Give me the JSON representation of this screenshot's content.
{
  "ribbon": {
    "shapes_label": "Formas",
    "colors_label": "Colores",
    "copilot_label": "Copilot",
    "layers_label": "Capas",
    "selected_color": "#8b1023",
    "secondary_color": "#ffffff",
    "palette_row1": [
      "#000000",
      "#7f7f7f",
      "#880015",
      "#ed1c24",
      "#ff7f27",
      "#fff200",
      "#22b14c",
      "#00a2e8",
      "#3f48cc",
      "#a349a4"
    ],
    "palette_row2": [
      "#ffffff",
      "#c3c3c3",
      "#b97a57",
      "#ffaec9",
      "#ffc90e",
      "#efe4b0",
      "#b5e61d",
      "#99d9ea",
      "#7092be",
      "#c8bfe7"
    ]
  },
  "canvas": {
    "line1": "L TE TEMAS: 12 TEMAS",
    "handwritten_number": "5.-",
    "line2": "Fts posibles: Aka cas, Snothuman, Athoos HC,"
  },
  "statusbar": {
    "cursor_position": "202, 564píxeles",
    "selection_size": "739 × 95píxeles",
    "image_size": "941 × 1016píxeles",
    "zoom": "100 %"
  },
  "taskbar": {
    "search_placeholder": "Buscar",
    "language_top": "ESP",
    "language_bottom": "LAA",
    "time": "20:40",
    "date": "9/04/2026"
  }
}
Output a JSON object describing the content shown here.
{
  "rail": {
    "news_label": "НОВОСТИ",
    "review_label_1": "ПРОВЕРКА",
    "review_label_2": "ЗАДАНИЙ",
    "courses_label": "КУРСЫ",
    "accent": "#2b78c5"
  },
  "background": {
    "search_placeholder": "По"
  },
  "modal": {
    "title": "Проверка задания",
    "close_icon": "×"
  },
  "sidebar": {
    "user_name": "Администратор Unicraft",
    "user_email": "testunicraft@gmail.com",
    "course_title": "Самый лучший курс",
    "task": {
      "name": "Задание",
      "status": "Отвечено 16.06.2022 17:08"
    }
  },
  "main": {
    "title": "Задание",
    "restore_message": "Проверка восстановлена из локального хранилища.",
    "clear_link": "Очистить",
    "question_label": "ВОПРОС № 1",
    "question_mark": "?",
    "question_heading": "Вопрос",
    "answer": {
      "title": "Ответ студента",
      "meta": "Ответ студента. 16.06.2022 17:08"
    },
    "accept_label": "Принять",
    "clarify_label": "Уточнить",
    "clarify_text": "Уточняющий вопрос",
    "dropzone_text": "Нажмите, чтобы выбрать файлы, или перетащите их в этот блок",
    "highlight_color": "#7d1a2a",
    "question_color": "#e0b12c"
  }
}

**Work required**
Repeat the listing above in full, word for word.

**Solved problem**
Give me the JSON representation of this screenshot's content.
{
  "ribbon": {
    "shapes_label": "Formas",
    "colors_label": "Colores",
    "copilot_label": "Copilot",
    "layers_label": "Capas",
    "selected_color": "#8b1023",
    "secondary_color": "#ffffff",
    "palette_row1": [
      "#000000",
      "#7f7f7f",
      "#880015",
      "#ed1c24",
      "#ff7f27",
      "#fff200",
      "#22b14c",
      "#00a2e8",
      "#3f48cc",
      "#a349a4"
    ],
    "palette_row2": [
      "#ffffff",
      "#c3c3c3",
      "#b97a57",
      "#ffaec9",
      "#ffc90e",
      "#efe4b0",
      "#b5e61d",
      "#99d9ea",
      "#7092be",
      "#c8bfe7"
    ]
  },
  "canvas": {
    "line1": "L TE TEMAS: 12 TEMAS",
    "handwritten_number": "5.-",
    "line2": "Fts posibles: Aka cas, Snothuman, Athoos HC,"
  },
  "statusbar": {
    "cursor_position": "202, 564píxeles",
    "selection_size": "739 × 95píxeles",
    "image_size": "941 × 1016píxeles",
    "zoom": "100 %"
  },
  "taskbar": {
    "search_placeholder": "Buscar",
    "language_top": "ESP",
    "language_bottom": "LAA",
    "time": "20:40",
    "date": "9/04/2026"
  }
}
Output a JSON object describing the content shown here.
{
  "rail": {
    "news_label": "НОВОСТИ",
    "review_label_1": "ПРОВЕРКА",
    "review_label_2": "ЗАДАНИЙ",
    "courses_label": "КУРСЫ",
    "accent": "#2b78c5"
  },
  "background": {
    "search_placeholder": "По"
  },
  "modal": {
    "title": "Проверка задания",
    "close_icon": "×"
  },
  "sidebar": {
    "user_name": "Администратор Unicraft",
    "user_email": "testunicraft@gmail.com",
    "course_title": "Самый лучший курс",
    "task": {
      "name": "Задание",
      "status": "Отвечено 16.06.2022 17:08"
    }
  },
  "main": {
    "title": "Задание",
    "restore_message": "Проверка восстановлена из локального хранилища.",
    "clear_link": "Очистить",
    "question_label": "ВОПРОС № 1",
    "question_mark": "?",
    "question_heading": "Вопрос",
    "answer": {
      "title": "Ответ студента",
      "meta": "Ответ студента. 16.06.2022 17:08"
    },
    "accept_label": "Принять",
    "clarify_label": "Уточнить",
    "clarify_text": "Уточняющий вопрос",
    "dropzone_text": "Нажмите, чтобы выбрать файлы, или перетащите их в этот блок",
    "highlight_color": "#7d1a2a",
    "question_color": "#e0b12c"
  }
}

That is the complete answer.